## WHAT THE EXERCISE ASKS
Please return every line in the following data that includes the string "JSON".

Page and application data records
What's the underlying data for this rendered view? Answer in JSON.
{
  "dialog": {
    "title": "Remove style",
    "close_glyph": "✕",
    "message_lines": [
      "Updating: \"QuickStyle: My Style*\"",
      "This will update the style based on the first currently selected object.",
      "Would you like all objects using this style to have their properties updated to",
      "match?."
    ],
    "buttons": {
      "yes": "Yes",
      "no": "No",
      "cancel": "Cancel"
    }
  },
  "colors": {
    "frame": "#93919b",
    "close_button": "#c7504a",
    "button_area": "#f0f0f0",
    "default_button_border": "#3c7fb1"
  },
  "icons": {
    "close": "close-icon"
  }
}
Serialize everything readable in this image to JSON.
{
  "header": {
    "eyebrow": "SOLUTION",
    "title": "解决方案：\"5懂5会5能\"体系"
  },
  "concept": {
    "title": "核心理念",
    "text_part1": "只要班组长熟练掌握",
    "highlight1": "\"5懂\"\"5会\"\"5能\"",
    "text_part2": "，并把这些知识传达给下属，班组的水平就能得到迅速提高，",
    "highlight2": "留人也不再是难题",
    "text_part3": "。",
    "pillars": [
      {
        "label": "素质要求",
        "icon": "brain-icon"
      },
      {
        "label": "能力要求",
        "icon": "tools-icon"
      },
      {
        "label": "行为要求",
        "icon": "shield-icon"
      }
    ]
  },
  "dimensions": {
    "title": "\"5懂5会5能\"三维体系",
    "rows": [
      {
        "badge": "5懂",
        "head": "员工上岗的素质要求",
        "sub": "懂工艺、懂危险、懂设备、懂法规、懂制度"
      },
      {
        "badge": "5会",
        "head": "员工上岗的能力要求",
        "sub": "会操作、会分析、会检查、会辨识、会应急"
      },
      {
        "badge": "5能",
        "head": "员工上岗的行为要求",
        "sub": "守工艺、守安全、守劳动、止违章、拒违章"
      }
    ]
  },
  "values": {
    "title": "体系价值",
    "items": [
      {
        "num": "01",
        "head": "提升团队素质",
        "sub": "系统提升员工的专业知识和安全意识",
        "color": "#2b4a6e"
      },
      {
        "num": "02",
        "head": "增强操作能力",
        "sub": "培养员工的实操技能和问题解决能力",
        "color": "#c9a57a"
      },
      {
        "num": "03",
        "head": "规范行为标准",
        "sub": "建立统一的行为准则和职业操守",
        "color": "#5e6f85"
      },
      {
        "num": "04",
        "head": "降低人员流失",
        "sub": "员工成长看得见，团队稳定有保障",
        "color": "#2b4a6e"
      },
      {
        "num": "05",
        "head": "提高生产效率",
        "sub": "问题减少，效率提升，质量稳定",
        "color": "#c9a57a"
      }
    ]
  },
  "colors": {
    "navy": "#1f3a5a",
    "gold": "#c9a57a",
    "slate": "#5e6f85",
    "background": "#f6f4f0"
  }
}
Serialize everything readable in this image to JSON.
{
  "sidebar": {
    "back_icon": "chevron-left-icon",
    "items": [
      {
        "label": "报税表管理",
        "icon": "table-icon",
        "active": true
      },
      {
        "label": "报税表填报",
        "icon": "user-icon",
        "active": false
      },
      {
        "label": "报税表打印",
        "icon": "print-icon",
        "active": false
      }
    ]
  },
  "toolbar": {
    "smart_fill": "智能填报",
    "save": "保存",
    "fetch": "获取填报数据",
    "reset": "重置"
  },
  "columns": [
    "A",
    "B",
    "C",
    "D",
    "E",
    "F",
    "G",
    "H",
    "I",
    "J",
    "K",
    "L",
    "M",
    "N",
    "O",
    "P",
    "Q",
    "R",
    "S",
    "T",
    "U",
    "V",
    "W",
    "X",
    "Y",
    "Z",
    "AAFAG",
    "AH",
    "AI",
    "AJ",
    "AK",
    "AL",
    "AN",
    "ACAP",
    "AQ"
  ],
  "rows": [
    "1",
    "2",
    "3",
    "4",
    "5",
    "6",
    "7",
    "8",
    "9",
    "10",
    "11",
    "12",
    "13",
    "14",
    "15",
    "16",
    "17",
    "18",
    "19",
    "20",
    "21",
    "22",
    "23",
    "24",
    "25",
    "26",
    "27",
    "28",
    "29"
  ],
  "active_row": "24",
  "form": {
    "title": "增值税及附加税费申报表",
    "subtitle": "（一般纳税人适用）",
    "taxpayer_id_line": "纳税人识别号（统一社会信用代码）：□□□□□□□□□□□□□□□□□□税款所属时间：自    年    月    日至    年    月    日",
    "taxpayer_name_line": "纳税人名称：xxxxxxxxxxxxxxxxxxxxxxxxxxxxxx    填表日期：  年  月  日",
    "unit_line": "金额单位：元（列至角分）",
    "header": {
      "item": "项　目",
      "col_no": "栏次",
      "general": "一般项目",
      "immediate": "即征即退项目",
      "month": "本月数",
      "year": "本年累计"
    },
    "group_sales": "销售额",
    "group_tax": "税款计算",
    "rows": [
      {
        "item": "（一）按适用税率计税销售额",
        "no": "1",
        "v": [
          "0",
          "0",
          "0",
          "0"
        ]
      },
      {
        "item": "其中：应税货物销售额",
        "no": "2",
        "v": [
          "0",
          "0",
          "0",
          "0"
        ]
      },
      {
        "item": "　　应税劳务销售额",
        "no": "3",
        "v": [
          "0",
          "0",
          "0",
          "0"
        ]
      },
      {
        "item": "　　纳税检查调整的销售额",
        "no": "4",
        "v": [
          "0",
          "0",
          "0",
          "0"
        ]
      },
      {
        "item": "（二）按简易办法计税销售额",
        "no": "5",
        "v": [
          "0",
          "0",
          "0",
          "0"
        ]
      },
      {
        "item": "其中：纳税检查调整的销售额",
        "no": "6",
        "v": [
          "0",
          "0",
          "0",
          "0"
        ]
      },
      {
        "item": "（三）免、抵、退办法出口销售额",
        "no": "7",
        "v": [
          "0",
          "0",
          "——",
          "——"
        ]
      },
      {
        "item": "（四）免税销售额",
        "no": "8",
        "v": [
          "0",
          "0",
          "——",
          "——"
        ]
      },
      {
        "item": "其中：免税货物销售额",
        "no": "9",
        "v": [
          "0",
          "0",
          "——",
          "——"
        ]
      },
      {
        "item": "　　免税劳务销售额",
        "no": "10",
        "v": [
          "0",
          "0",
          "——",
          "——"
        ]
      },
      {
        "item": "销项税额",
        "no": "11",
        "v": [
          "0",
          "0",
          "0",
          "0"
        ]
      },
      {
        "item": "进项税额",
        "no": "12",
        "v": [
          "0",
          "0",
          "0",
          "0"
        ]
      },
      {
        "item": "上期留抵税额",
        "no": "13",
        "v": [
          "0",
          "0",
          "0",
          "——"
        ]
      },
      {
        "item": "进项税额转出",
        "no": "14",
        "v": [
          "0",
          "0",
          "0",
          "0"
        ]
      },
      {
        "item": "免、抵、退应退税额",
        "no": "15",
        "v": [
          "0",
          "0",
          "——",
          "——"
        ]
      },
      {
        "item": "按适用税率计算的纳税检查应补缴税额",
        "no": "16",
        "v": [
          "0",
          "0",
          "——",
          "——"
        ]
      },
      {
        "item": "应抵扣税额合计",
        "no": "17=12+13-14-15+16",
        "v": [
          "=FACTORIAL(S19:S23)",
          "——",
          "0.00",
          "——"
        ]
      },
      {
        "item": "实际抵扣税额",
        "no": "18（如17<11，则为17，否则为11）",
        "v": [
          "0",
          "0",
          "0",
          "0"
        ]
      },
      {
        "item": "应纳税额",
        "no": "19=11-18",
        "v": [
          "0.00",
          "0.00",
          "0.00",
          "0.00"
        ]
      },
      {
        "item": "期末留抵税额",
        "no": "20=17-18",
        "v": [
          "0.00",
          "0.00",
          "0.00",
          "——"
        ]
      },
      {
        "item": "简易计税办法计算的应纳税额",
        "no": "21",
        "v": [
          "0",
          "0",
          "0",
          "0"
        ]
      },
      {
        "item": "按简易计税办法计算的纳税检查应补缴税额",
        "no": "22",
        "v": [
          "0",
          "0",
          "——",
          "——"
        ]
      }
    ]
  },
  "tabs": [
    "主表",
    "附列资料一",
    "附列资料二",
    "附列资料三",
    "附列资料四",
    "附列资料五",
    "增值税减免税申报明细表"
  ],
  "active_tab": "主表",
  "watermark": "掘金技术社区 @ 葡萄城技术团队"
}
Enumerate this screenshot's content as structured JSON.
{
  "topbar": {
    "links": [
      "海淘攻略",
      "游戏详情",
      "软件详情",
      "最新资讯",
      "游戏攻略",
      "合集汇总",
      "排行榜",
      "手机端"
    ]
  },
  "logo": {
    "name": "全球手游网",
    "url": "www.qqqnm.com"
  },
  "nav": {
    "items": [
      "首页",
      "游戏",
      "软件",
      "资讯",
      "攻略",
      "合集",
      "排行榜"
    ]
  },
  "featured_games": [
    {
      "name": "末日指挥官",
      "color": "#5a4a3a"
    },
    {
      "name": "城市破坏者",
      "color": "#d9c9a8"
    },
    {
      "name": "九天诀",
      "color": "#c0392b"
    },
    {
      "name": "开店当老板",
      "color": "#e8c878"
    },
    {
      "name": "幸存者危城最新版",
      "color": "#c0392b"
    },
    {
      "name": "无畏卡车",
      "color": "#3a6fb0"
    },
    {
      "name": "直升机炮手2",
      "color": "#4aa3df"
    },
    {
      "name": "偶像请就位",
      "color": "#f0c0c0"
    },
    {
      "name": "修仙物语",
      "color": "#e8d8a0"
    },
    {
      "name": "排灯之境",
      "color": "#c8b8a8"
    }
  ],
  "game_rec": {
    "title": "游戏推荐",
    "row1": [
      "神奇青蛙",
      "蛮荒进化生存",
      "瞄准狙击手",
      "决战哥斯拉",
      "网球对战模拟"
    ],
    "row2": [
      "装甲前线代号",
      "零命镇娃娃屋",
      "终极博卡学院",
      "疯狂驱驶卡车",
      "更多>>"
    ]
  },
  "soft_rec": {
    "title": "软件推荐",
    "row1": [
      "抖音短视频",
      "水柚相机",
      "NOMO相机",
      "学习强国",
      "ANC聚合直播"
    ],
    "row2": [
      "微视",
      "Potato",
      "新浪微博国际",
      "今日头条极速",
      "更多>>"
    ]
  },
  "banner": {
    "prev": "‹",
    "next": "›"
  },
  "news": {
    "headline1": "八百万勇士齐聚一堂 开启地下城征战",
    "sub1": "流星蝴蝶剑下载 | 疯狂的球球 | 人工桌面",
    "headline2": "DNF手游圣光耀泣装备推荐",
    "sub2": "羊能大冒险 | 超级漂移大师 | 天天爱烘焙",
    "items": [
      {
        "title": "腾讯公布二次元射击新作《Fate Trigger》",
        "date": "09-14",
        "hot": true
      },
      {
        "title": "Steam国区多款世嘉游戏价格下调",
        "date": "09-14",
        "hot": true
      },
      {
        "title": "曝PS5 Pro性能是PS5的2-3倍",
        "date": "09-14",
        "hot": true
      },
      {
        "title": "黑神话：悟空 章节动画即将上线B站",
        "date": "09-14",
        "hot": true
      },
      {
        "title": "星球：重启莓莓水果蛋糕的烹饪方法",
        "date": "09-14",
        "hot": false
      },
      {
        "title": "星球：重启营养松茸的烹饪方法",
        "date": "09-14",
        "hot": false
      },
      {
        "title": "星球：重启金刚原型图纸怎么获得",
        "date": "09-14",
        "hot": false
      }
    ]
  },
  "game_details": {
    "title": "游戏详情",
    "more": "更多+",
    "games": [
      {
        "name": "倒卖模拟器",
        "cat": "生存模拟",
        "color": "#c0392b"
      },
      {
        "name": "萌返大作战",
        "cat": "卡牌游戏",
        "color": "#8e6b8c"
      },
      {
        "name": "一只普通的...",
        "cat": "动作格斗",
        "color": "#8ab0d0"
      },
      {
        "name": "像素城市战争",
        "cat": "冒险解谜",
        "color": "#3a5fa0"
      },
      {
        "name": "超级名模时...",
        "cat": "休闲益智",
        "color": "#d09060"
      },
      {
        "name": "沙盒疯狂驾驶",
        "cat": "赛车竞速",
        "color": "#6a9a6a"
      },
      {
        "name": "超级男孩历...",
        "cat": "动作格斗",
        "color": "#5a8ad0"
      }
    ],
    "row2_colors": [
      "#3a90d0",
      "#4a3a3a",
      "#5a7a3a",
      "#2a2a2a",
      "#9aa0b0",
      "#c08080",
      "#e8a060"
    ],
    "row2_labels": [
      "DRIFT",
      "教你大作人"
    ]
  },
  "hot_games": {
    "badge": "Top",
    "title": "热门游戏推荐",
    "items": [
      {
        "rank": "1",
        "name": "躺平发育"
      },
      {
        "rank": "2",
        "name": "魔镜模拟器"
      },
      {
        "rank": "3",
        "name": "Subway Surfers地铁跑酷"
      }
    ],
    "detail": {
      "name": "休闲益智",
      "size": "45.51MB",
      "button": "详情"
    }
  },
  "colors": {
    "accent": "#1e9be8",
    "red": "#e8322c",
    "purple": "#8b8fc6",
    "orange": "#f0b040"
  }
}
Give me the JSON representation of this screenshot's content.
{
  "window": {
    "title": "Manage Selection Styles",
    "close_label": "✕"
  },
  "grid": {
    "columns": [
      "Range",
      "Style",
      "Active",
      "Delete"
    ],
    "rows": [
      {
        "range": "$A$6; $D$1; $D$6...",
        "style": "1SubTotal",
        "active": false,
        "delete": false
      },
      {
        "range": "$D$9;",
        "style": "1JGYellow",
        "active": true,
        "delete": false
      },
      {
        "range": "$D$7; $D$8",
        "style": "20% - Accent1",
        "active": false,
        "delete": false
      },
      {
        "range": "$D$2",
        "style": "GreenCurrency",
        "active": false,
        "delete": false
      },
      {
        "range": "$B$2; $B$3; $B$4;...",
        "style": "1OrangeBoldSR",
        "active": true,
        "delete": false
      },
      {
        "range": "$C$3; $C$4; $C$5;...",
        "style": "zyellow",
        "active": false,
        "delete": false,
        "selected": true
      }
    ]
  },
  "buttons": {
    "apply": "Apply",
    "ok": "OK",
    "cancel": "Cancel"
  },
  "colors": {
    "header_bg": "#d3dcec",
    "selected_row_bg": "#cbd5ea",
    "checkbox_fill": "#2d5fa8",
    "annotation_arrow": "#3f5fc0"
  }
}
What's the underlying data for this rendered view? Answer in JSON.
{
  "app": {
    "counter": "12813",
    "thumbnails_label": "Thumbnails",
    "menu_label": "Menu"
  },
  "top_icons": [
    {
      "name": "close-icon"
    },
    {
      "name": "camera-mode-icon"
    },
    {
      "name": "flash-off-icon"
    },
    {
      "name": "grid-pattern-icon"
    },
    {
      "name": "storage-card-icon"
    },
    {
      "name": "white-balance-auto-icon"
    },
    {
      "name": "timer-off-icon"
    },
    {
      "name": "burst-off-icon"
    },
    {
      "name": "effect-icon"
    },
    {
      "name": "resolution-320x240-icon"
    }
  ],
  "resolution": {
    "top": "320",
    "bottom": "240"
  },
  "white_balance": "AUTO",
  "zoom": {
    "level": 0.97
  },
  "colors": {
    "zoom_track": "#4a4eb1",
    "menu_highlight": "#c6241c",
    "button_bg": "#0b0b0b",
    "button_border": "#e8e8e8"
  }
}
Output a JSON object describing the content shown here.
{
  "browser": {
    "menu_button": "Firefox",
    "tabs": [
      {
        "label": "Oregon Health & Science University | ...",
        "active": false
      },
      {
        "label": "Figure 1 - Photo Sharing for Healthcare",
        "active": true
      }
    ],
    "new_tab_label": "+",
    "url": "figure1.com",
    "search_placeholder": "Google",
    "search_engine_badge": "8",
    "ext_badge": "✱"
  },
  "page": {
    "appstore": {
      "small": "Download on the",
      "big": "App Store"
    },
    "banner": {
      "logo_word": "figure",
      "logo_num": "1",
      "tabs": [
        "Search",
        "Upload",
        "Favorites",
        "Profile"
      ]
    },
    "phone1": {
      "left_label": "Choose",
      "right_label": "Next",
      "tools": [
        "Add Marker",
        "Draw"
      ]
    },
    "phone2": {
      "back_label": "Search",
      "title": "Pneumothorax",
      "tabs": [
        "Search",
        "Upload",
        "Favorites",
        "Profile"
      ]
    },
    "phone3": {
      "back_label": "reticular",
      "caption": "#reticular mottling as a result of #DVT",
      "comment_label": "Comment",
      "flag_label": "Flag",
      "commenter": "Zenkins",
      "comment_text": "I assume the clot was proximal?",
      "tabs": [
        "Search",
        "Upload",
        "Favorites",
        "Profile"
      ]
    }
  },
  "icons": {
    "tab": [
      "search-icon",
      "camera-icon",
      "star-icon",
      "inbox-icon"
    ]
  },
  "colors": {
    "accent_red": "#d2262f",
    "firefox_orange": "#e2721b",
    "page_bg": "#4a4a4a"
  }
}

## SOLUTION FOR THIS TASK
What's the underlying data for this rendered view? Answer in JSON.
Serialize everything readable in this image to JSON.
Serialize everything readable in this image to JSON.
Enumerate this screenshot's content as structured JSON.
Give me the JSON representation of this screenshot's content.
What's the underlying data for this rendered view? Answer in JSON.
Output a JSON object describing the content shown here.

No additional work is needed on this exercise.